> [Requirement] Type each record below again, with the same words.

> [The data]
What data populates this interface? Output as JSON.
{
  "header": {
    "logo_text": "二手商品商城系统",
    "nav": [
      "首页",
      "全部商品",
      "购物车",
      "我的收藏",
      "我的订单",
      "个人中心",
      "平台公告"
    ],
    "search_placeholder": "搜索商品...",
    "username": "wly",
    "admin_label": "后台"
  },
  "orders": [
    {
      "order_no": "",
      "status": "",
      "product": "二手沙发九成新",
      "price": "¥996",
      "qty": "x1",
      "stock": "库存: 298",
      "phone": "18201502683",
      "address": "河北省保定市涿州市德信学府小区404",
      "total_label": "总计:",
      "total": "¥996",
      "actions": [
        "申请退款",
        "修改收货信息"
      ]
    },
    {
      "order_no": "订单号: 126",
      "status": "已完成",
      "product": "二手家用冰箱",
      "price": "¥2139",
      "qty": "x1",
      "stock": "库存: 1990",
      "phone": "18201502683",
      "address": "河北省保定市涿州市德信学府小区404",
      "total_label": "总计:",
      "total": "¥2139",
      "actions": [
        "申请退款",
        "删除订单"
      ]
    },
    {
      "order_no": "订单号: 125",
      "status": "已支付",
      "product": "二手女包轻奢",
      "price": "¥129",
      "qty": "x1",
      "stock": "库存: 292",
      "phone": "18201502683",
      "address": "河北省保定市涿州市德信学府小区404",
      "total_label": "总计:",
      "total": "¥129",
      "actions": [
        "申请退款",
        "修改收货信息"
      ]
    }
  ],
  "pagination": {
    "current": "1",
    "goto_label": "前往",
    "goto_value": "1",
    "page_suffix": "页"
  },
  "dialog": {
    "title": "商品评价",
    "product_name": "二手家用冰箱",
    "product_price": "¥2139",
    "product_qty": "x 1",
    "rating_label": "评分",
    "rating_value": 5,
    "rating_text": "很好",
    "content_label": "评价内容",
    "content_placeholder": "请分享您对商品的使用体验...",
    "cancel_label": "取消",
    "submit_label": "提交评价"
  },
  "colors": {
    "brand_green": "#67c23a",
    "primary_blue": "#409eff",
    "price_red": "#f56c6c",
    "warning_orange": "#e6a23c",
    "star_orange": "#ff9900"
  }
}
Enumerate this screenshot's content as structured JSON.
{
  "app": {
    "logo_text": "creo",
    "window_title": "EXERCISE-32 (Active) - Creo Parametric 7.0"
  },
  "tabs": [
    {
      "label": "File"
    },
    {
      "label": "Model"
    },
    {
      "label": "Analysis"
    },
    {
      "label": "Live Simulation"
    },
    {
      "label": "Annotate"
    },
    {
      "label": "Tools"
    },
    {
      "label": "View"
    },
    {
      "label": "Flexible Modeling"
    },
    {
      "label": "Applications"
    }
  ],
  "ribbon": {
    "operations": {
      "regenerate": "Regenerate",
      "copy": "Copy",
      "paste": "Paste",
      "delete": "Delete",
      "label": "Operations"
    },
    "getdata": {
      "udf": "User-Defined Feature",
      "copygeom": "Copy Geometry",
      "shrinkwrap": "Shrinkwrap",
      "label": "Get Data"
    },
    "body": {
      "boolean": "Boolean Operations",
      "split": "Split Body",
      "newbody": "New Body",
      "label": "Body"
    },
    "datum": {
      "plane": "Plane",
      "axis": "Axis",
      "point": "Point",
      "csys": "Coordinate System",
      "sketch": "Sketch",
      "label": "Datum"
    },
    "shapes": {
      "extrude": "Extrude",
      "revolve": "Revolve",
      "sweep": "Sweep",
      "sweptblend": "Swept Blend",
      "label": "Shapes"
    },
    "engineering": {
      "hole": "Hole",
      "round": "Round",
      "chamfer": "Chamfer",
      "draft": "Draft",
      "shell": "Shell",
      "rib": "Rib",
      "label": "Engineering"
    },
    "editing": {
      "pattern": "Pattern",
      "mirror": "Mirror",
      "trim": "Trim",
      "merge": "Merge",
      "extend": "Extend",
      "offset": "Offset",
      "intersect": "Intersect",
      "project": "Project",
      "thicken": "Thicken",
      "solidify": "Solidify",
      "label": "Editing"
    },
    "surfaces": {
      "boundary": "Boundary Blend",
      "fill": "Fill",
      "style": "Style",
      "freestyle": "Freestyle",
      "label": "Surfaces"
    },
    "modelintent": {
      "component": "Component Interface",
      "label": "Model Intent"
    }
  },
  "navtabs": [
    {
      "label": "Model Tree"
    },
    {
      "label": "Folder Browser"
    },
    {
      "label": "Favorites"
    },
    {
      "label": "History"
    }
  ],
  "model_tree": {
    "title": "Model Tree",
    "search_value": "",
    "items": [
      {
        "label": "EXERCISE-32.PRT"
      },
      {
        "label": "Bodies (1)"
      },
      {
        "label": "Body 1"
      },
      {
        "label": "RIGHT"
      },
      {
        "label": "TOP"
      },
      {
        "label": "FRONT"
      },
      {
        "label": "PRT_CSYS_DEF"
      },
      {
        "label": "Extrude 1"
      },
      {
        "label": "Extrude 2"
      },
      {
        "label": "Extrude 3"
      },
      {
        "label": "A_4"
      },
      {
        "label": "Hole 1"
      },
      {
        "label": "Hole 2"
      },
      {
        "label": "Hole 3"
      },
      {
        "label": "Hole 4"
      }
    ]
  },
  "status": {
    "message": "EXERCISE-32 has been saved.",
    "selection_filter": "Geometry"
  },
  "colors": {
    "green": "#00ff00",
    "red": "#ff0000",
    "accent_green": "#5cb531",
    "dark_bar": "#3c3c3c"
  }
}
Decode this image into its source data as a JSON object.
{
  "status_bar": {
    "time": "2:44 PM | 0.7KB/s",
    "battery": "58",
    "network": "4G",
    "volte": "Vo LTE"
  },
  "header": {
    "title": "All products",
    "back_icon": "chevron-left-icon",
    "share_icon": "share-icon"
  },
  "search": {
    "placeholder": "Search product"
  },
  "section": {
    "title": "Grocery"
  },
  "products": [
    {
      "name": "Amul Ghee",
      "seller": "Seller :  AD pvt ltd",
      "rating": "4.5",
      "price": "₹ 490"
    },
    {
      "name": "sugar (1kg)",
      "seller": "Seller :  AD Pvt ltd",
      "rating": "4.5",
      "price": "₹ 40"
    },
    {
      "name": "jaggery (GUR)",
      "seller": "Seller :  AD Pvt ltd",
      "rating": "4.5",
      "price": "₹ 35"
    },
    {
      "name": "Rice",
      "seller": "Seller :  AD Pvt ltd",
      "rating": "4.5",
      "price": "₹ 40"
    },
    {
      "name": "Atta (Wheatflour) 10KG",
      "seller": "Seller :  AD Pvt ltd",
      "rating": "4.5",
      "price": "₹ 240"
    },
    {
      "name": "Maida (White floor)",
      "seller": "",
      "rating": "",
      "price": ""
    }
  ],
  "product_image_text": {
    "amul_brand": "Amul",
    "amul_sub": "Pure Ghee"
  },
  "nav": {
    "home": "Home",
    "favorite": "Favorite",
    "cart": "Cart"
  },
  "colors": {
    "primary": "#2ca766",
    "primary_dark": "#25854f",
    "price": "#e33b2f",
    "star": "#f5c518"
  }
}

> [Finished task]
What data populates this interface? Output as JSON.
{
  "header": {
    "logo_text": "二手商品商城系统",
    "nav": [
      "首页",
      "全部商品",
      "购物车",
      "我的收藏",
      "我的订单",
      "个人中心",
      "平台公告"
    ],
    "search_placeholder": "搜索商品...",
    "username": "wly",
    "admin_label": "后台"
  },
  "orders": [
    {
      "order_no": "",
      "status": "",
      "product": "二手沙发九成新",
      "price": "¥996",
      "qty": "x1",
      "stock": "库存: 298",
      "phone": "18201502683",
      "address": "河北省保定市涿州市德信学府小区404",
      "total_label": "总计:",
      "total": "¥996",
      "actions": [
        "申请退款",
        "修改收货信息"
      ]
    },
    {
      "order_no": "订单号: 126",
      "status": "已完成",
      "product": "二手家用冰箱",
      "price": "¥2139",
      "qty": "x1",
      "stock": "库存: 1990",
      "phone": "18201502683",
      "address": "河北省保定市涿州市德信学府小区404",
      "total_label": "总计:",
      "total": "¥2139",
      "actions": [
        "申请退款",
        "删除订单"
      ]
    },
    {
      "order_no": "订单号: 125",
      "status": "已支付",
      "product": "二手女包轻奢",
      "price": "¥129",
      "qty": "x1",
      "stock": "库存: 292",
      "phone": "18201502683",
      "address": "河北省保定市涿州市德信学府小区404",
      "total_label": "总计:",
      "total": "¥129",
      "actions": [
        "申请退款",
        "修改收货信息"
      ]
    }
  ],
  "pagination": {
    "current": "1",
    "goto_label": "前往",
    "goto_value": "1",
    "page_suffix": "页"
  },
  "dialog": {
    "title": "商品评价",
    "product_name": "二手家用冰箱",
    "product_price": "¥2139",
    "product_qty": "x 1",
    "rating_label": "评分",
    "rating_value": 5,
    "rating_text": "很好",
    "content_label": "评价内容",
    "content_placeholder": "请分享您对商品的使用体验...",
    "cancel_label": "取消",
    "submit_label": "提交评价"
  },
  "colors": {
    "brand_green": "#67c23a",
    "primary_blue": "#409eff",
    "price_red": "#f56c6c",
    "warning_orange": "#e6a23c",
    "star_orange": "#ff9900"
  }
}
Enumerate this screenshot's content as structured JSON.
{
  "app": {
    "logo_text": "creo",
    "window_title": "EXERCISE-32 (Active) - Creo Parametric 7.0"
  },
  "tabs": [
    {
      "label": "File"
    },
    {
      "label": "Model"
    },
    {
      "label": "Analysis"
    },
    {
      "label": "Live Simulation"
    },
    {
      "label": "Annotate"
    },
    {
      "label": "Tools"
    },
    {
      "label": "View"
    },
    {
      "label": "Flexible Modeling"
    },
    {
      "label": "Applications"
    }
  ],
  "ribbon": {
    "operations": {
      "regenerate": "Regenerate",
      "copy": "Copy",
      "paste": "Paste",
      "delete": "Delete",
      "label": "Operations"
    },
    "getdata": {
      "udf": "User-Defined Feature",
      "copygeom": "Copy Geometry",
      "shrinkwrap": "Shrinkwrap",
      "label": "Get Data"
    },
    "body": {
      "boolean": "Boolean Operations",
      "split": "Split Body",
      "newbody": "New Body",
      "label": "Body"
    },
    "datum": {
      "plane": "Plane",
      "axis": "Axis",
      "point": "Point",
      "csys": "Coordinate System",
      "sketch": "Sketch",
      "label": "Datum"
    },
    "shapes": {
      "extrude": "Extrude",
      "revolve": "Revolve",
      "sweep": "Sweep",
      "sweptblend": "Swept Blend",
      "label": "Shapes"
    },
    "engineering": {
      "hole": "Hole",
      "round": "Round",
      "chamfer": "Chamfer",
      "draft": "Draft",
      "shell": "Shell",
      "rib": "Rib",
      "label": "Engineering"
    },
    "editing": {
      "pattern": "Pattern",
      "mirror": "Mirror",
      "trim": "Trim",
      "merge": "Merge",
      "extend": "Extend",
      "offset": "Offset",
      "intersect": "Intersect",
      "project": "Project",
      "thicken": "Thicken",
      "solidify": "Solidify",
      "label": "Editing"
    },
    "surfaces": {
      "boundary": "Boundary Blend",
      "fill": "Fill",
      "style": "Style",
      "freestyle": "Freestyle",
      "label": "Surfaces"
    },
    "modelintent": {
      "component": "Component Interface",
      "label": "Model Intent"
    }
  },
  "navtabs": [
    {
      "label": "Model Tree"
    },
    {
      "label": "Folder Browser"
    },
    {
      "label": "Favorites"
    },
    {
      "label": "History"
    }
  ],
  "model_tree": {
    "title": "Model Tree",
    "search_value": "",
    "items": [
      {
        "label": "EXERCISE-32.PRT"
      },
      {
        "label": "Bodies (1)"
      },
      {
        "label": "Body 1"
      },
      {
        "label": "RIGHT"
      },
      {
        "label": "TOP"
      },
      {
        "label": "FRONT"
      },
      {
        "label": "PRT_CSYS_DEF"
      },
      {
        "label": "Extrude 1"
      },
      {
        "label": "Extrude 2"
      },
      {
        "label": "Extrude 3"
      },
      {
        "label": "A_4"
      },
      {
        "label": "Hole 1"
      },
      {
        "label": "Hole 2"
      },
      {
        "label": "Hole 3"
      },
      {
        "label": "Hole 4"
      }
    ]
  },
  "status": {
    "message": "EXERCISE-32 has been saved.",
    "selection_filter": "Geometry"
  },
  "colors": {
    "green": "#00ff00",
    "red": "#ff0000",
    "accent_green": "#5cb531",
    "dark_bar": "#3c3c3c"
  }
}
Decode this image into its source data as a JSON object.
{
  "status_bar": {
    "time": "2:44 PM | 0.7KB/s",
    "battery": "58",
    "network": "4G",
    "volte": "Vo LTE"
  },
  "header": {
    "title": "All products",
    "back_icon": "chevron-left-icon",
    "share_icon": "share-icon"
  },
  "search": {
    "placeholder": "Search product"
  },
  "section": {
    "title": "Grocery"
  },
  "products": [
    {
      "name": "Amul Ghee",
      "seller": "Seller :  AD pvt ltd",
      "rating": "4.5",
      "price": "₹ 490"
    },
    {
      "name": "sugar (1kg)",
      "seller": "Seller :  AD Pvt ltd",
      "rating": "4.5",
      "price": "₹ 40"
    },
    {
      "name": "jaggery (GUR)",
      "seller": "Seller :  AD Pvt ltd",
      "rating": "4.5",
      "price": "₹ 35"
    },
    {
      "name": "Rice",
      "seller": "Seller :  AD Pvt ltd",
      "rating": "4.5",
      "price": "₹ 40"
    },
    {
      "name": "Atta (Wheatflour) 10KG",
      "seller": "Seller :  AD Pvt ltd",
      "rating": "4.5",
      "price": "₹ 240"
    },
    {
      "name": "Maida (White floor)",
      "seller": "",
      "rating": "",
      "price": ""
    }
  ],
  "product_image_text": {
    "amul_brand": "Amul",
    "amul_sub": "Pure Ghee"
  },
  "nav": {
    "home": "Home",
    "favorite": "Favorite",
    "cart": "Cart"
  },
  "colors": {
    "primary": "#2ca766",
    "primary_dark": "#25854f",
    "price": "#e33b2f",
    "star": "#f5c518"
  }
}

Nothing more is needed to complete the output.